IOC strips Hamilton of Athens gold
The Executive Board of the International Olympic Committee (IOC) today announced that it has disqualified American cyclist Tyler Hamilton from the events he competed in at the 2004 Athens Olympic Games.
Hamilton, 41, who finished first in the Men’s Individual Time Trial and 18th in the Men’s Road Race at Athens 2004, was disqualified from those events after he admitted to having used performance-enhancing drugs in advance of the Games in a letter sent to the IOC on 28 June 2012.
The IOC Executive Board concluded:
I. The athlete, Mr Tyler Hamilton, is disqualified from the following events in which he competed at the 2004 Athens Olympic Games in the sport of cycling:
- Men’s Individual Time Trial, in which he placed 1st; and
- Men’s Road Race, in which he placed 18th;
II. The United States Anti-Doping Agency (USADA) is requested to return to the IOC the medal and diploma awarded to Mr Hamilton in the Men’s Individual Time Trial event;
III. The International Cycling Union (UCI) is requested to take the appropriate steps so that its records reflect the above; and
IV. The IOC administration is instructed to reallocate the medals and diplomas to the athletes who finished behind Mr Hamilton in the Men’s Individual Time Trial, in which Mr Hamilton placed 1st at the 2004 Athens Olympic Games.

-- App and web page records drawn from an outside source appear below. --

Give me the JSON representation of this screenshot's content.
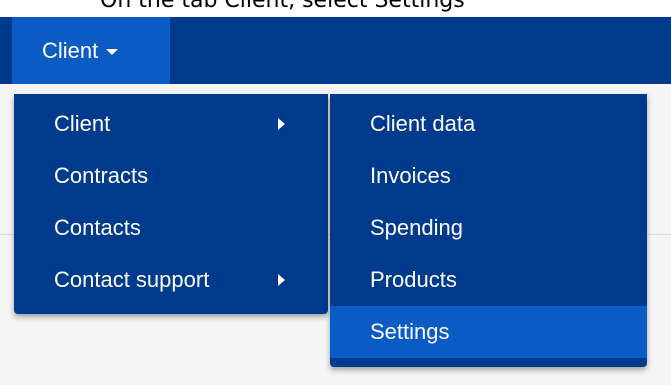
{
  "instruction": "On the tab Client, select Settings",
  "navbar": {
    "tab_label": "Client"
  },
  "menu_primary": {
    "items": [
      {
        "label": "Client",
        "has_submenu": true
      },
      {
        "label": "Contracts",
        "has_submenu": false
      },
      {
        "label": "Contacts",
        "has_submenu": false
      },
      {
        "label": "Contact support",
        "has_submenu": true
      }
    ]
  },
  "menu_secondary": {
    "items": [
      {
        "label": "Client data"
      },
      {
        "label": "Invoices"
      },
      {
        "label": "Spending"
      },
      {
        "label": "Products"
      },
      {
        "label": "Settings",
        "highlighted": true
      }
    ]
  },
  "colors": {
    "navbar": "#003a8c",
    "active": "#0b5bc4",
    "text": "#ffffff"
  }
}
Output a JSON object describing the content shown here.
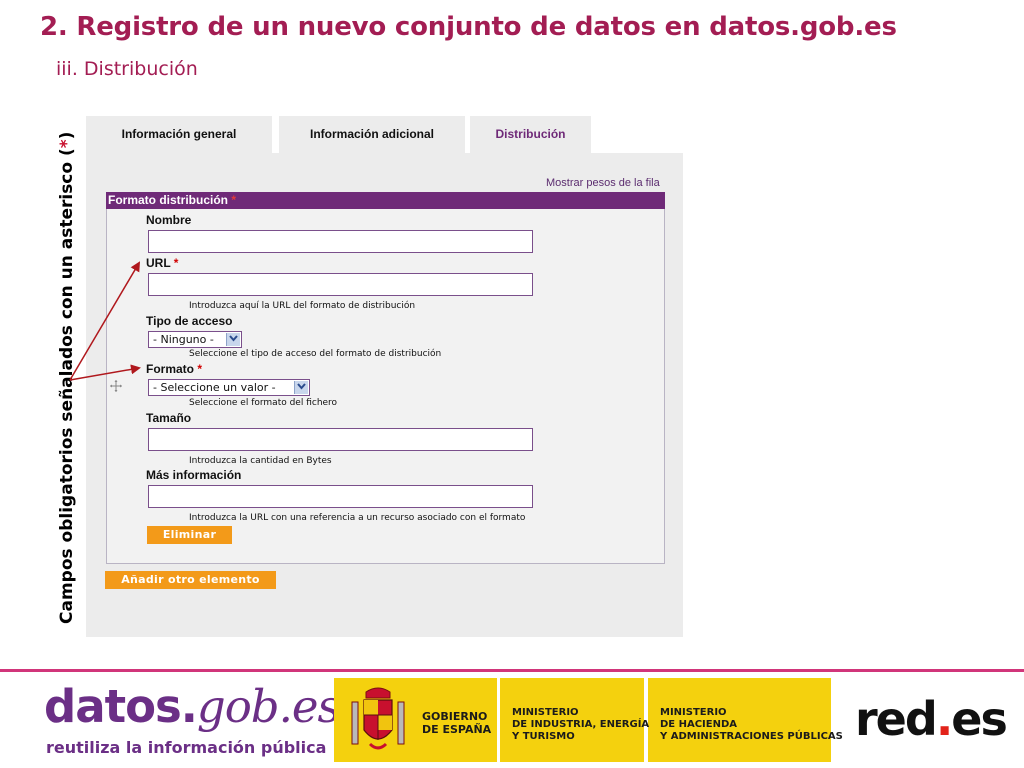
{
  "slide": {
    "title": "2. Registro de un nuevo conjunto de datos en datos.gob.es",
    "subtitle": "iii.  Distribución",
    "note_prefix": "Campos obligatorios señalados con un asterisco (",
    "note_star": "*",
    "note_suffix": ")"
  },
  "tabs": [
    {
      "label": "Información general",
      "active": false
    },
    {
      "label": "Información adicional",
      "active": false
    },
    {
      "label": "Distribución",
      "active": true
    }
  ],
  "form": {
    "show_weights_link": "Mostrar pesos de la fila",
    "fieldset_legend": "Formato distribución",
    "required_mark": "*",
    "fields": {
      "nombre": {
        "label": "Nombre",
        "value": ""
      },
      "url": {
        "label": "URL",
        "value": "",
        "hint": "Introduzca aquí la URL del formato de distribución"
      },
      "tipo_acceso": {
        "label": "Tipo de acceso",
        "selected": "- Ninguno -",
        "hint": "Seleccione el tipo de acceso del formato de distribución"
      },
      "formato": {
        "label": "Formato",
        "selected": "- Seleccione un valor -",
        "hint": "Seleccione el formato del fichero"
      },
      "tamano": {
        "label": "Tamaño",
        "value": "",
        "hint": "Introduzca la cantidad en Bytes"
      },
      "mas_info": {
        "label": "Más información",
        "value": "",
        "hint": "Introduzca la URL con una referencia a un recurso asociado con el formato"
      }
    },
    "delete_button": "Eliminar",
    "add_button": "Añadir otro elemento"
  },
  "footer": {
    "datos_logo_main": "datos.",
    "datos_logo_gob": "gob.es",
    "datos_tagline": "reutiliza la información pública",
    "gobierno": [
      "GOBIERNO",
      "DE ESPAÑA"
    ],
    "ministerio_industria": [
      "MINISTERIO",
      "DE INDUSTRIA, ENERGÍA",
      "Y TURISMO"
    ],
    "ministerio_hacienda": [
      "MINISTERIO",
      "DE HACIENDA",
      "Y ADMINISTRACIONES PÚBLICAS"
    ],
    "redes_part1": "red",
    "redes_dot": ".",
    "redes_part2": "es"
  },
  "colors": {
    "title": "#a31d53",
    "accent_purple": "#6f2a78",
    "button_orange": "#f39a19",
    "arrow_red": "#b0181d",
    "ministry_yellow": "#f4d10e"
  },
  "icons": [
    "drag-handle-icon",
    "chevron-down-icon",
    "coat-of-arms-icon"
  ]
}
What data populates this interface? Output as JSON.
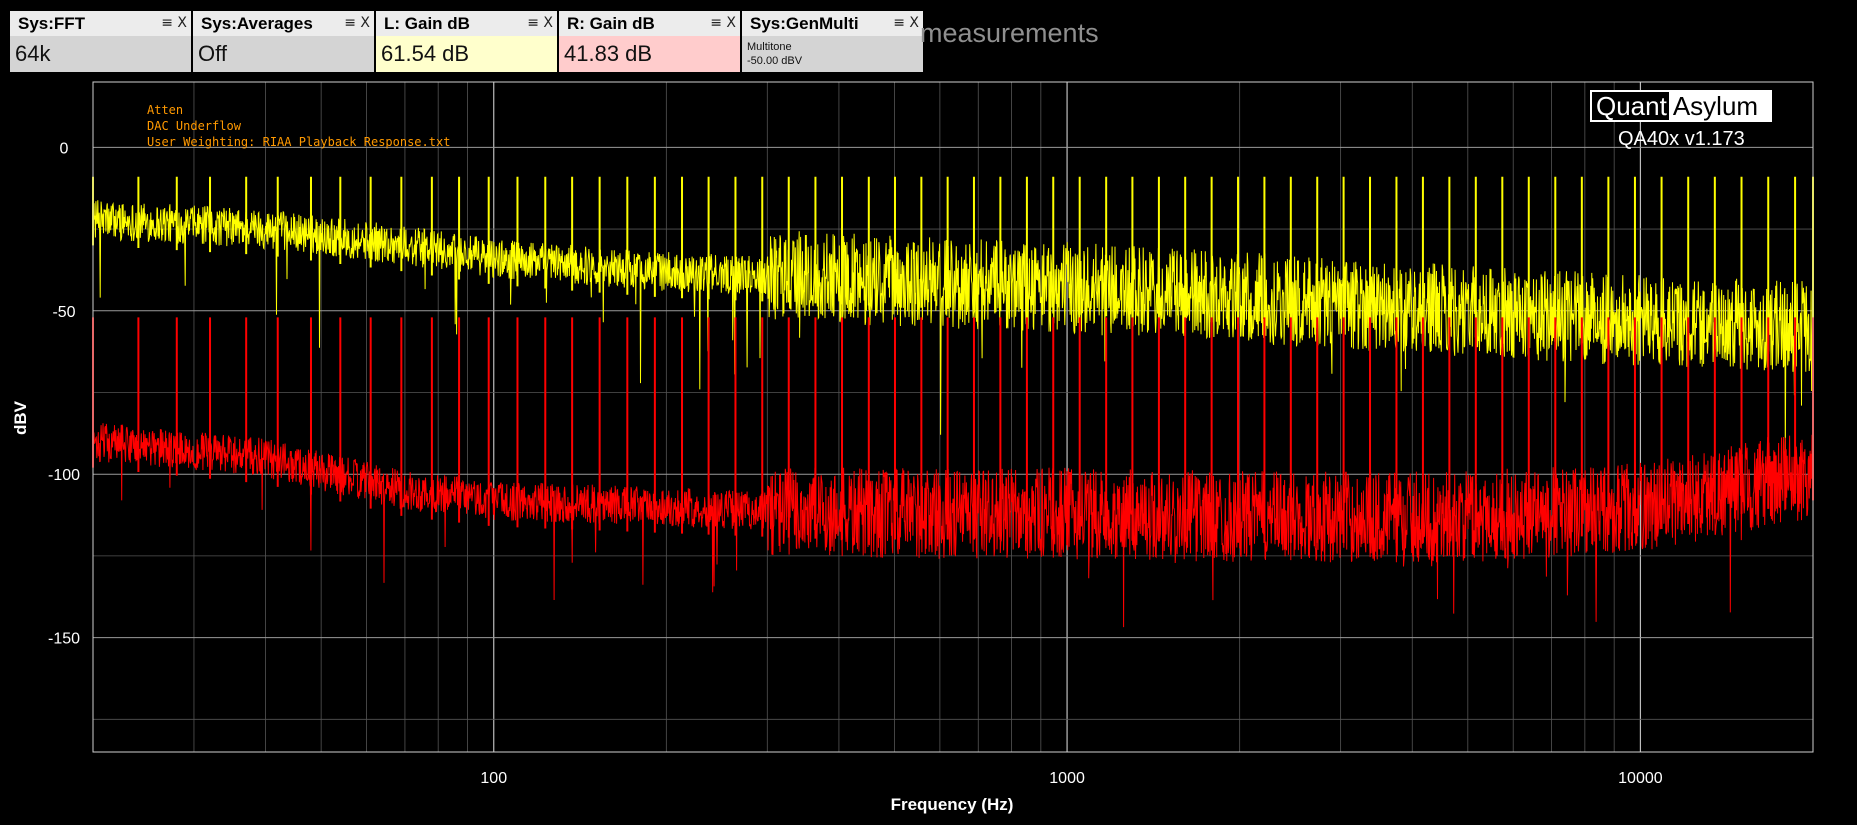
{
  "widgets": [
    {
      "title": "Sys:FFT",
      "value": "64k",
      "bg": "#d4d4d4"
    },
    {
      "title": "Sys:Averages",
      "value": "Off",
      "bg": "#d4d4d4"
    },
    {
      "title": "L: Gain dB",
      "value": "61.54 dB",
      "bg": "#ffffcc"
    },
    {
      "title": "R: Gain dB",
      "value": "41.83 dB",
      "bg": "#ffcccc"
    },
    {
      "title": "Sys:GenMulti",
      "sub1": "Multitone",
      "sub2": "-50.00 dBV",
      "bg": "#d4d4d4"
    }
  ],
  "widget_menu_icon": "≡",
  "widget_close_icon": "X",
  "background_title": "measurements",
  "logo": {
    "left": "Quant",
    "right": "Asylum"
  },
  "version": "QA40x v1.173",
  "annotations": [
    "Atten",
    "DAC Underflow",
    "User Weighting: RIAA Playback Response.txt"
  ],
  "chart_data": {
    "type": "line",
    "title": "",
    "xlabel": "Frequency (Hz)",
    "ylabel": "dBV",
    "x_scale": "log",
    "xlim": [
      20,
      20000
    ],
    "ylim": [
      -185,
      20
    ],
    "x_ticks": [
      100,
      1000,
      10000
    ],
    "x_tick_labels": [
      "100",
      "1000",
      "10000"
    ],
    "y_ticks": [
      0,
      -50,
      -100,
      -150
    ],
    "y_tick_labels": [
      "0",
      "-50",
      "-100",
      "-150"
    ],
    "grid": true,
    "series": [
      {
        "channel": "left",
        "color": "#ffff00",
        "tone_x": [
          20,
          24,
          28,
          32,
          37,
          42,
          48,
          54,
          61,
          69,
          78,
          87,
          98,
          110,
          123,
          137,
          153,
          171,
          191,
          213,
          237,
          264,
          294,
          327,
          364,
          405,
          451,
          501,
          557,
          619,
          688,
          765,
          851,
          946,
          1052,
          1170,
          1300,
          1446,
          1607,
          1787,
          1987,
          2209,
          2456,
          2731,
          3036,
          3376,
          3754,
          4175,
          4643,
          5163,
          5743,
          6387,
          7105,
          7904,
          8793,
          9783,
          10887,
          12117,
          13484,
          15009,
          16710,
          18612,
          20000
        ],
        "tone_peak_db": -9,
        "floor_x": [
          20,
          40,
          70,
          100,
          200,
          400,
          1000,
          2000,
          5000,
          10000,
          20000
        ],
        "floor_db": [
          -22,
          -25,
          -30,
          -34,
          -38,
          -40,
          -43,
          -46,
          -50,
          -53,
          -55
        ]
      },
      {
        "channel": "right",
        "color": "#ff0000",
        "tone_x": [
          20,
          24,
          28,
          32,
          37,
          42,
          48,
          54,
          61,
          69,
          78,
          87,
          98,
          110,
          123,
          137,
          153,
          171,
          191,
          213,
          237,
          264,
          294,
          327,
          364,
          405,
          451,
          501,
          557,
          619,
          688,
          765,
          851,
          946,
          1052,
          1170,
          1300,
          1446,
          1607,
          1787,
          1987,
          2209,
          2456,
          2731,
          3036,
          3376,
          3754,
          4175,
          4643,
          5163,
          5743,
          6387,
          7105,
          7904,
          8793,
          9783,
          10887,
          12117,
          13484,
          15009,
          16710,
          18612,
          20000
        ],
        "tone_peak_db": -52,
        "floor_x": [
          20,
          40,
          70,
          100,
          200,
          400,
          1000,
          2000,
          5000,
          10000,
          20000
        ],
        "floor_db": [
          -90,
          -95,
          -105,
          -108,
          -110,
          -112,
          -112,
          -113,
          -113,
          -110,
          -100
        ]
      }
    ]
  }
}
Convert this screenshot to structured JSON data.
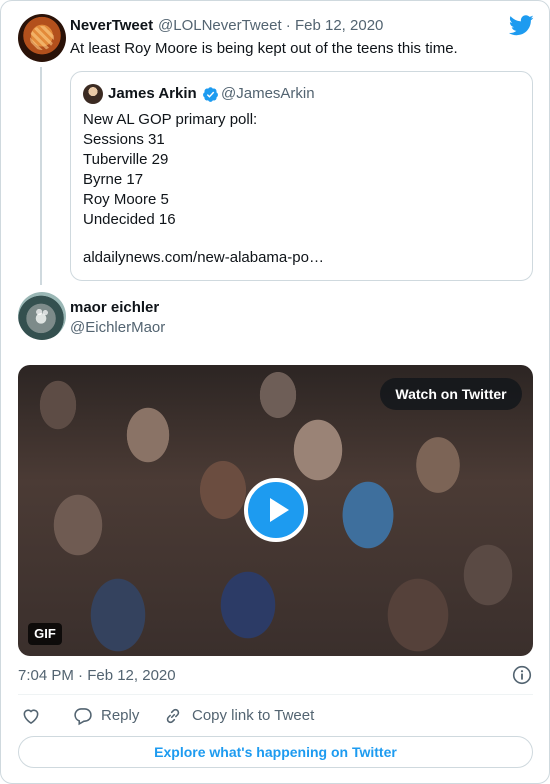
{
  "tweet": {
    "author_name": "NeverTweet",
    "author_handle": "@LOLNeverTweet",
    "date": "Feb 12, 2020",
    "separator": "·",
    "text": "At least Roy Moore is being kept out of the teens this time."
  },
  "quoted": {
    "author_name": "James Arkin",
    "author_handle": "@JamesArkin",
    "lines": [
      "New AL GOP primary poll:",
      "Sessions 31",
      "Tuberville 29",
      "Byrne 17",
      "Roy Moore 5",
      "Undecided 16"
    ],
    "link": "aldailynews.com/new-alabama-po…"
  },
  "reply": {
    "author_name": "maor eichler",
    "author_handle": "@EichlerMaor"
  },
  "media": {
    "watch_label": "Watch on Twitter",
    "badge": "GIF"
  },
  "footer": {
    "timestamp": "7:04 PM · Feb 12, 2020",
    "reply_label": "Reply",
    "copy_label": "Copy link to Tweet",
    "explore_label": "Explore what's happening on Twitter"
  },
  "icons": {
    "twitter": "twitter-bird-icon",
    "verified": "verified-badge-icon",
    "play": "play-icon",
    "info": "info-icon",
    "like": "heart-icon",
    "reply": "reply-bubble-icon",
    "copy": "link-icon"
  },
  "colors": {
    "brand": "#1d9bf0",
    "text": "#0f1419",
    "secondary": "#536471",
    "border": "#cfd9de"
  }
}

Under the IOC Anti-Doping Rules applicable to the 2012 London Olympic Games, testing takes place under the IOC's auspices from 16 July (date of the opening of the Olympic Village) to 12 August 2012. Within that period, the IOC systematically performs tests before and after events. After each event, the IOC systematically carries out tests on the top five finishers plus two at random. The IOC also performs out-of-competition unannounced tests. Over the course of the London Games, the IOC is expected to carry out some 5,000 tests - 3,800 urine and 1,200 blood. For more information, please consult the IOC factsheet on anti-doping.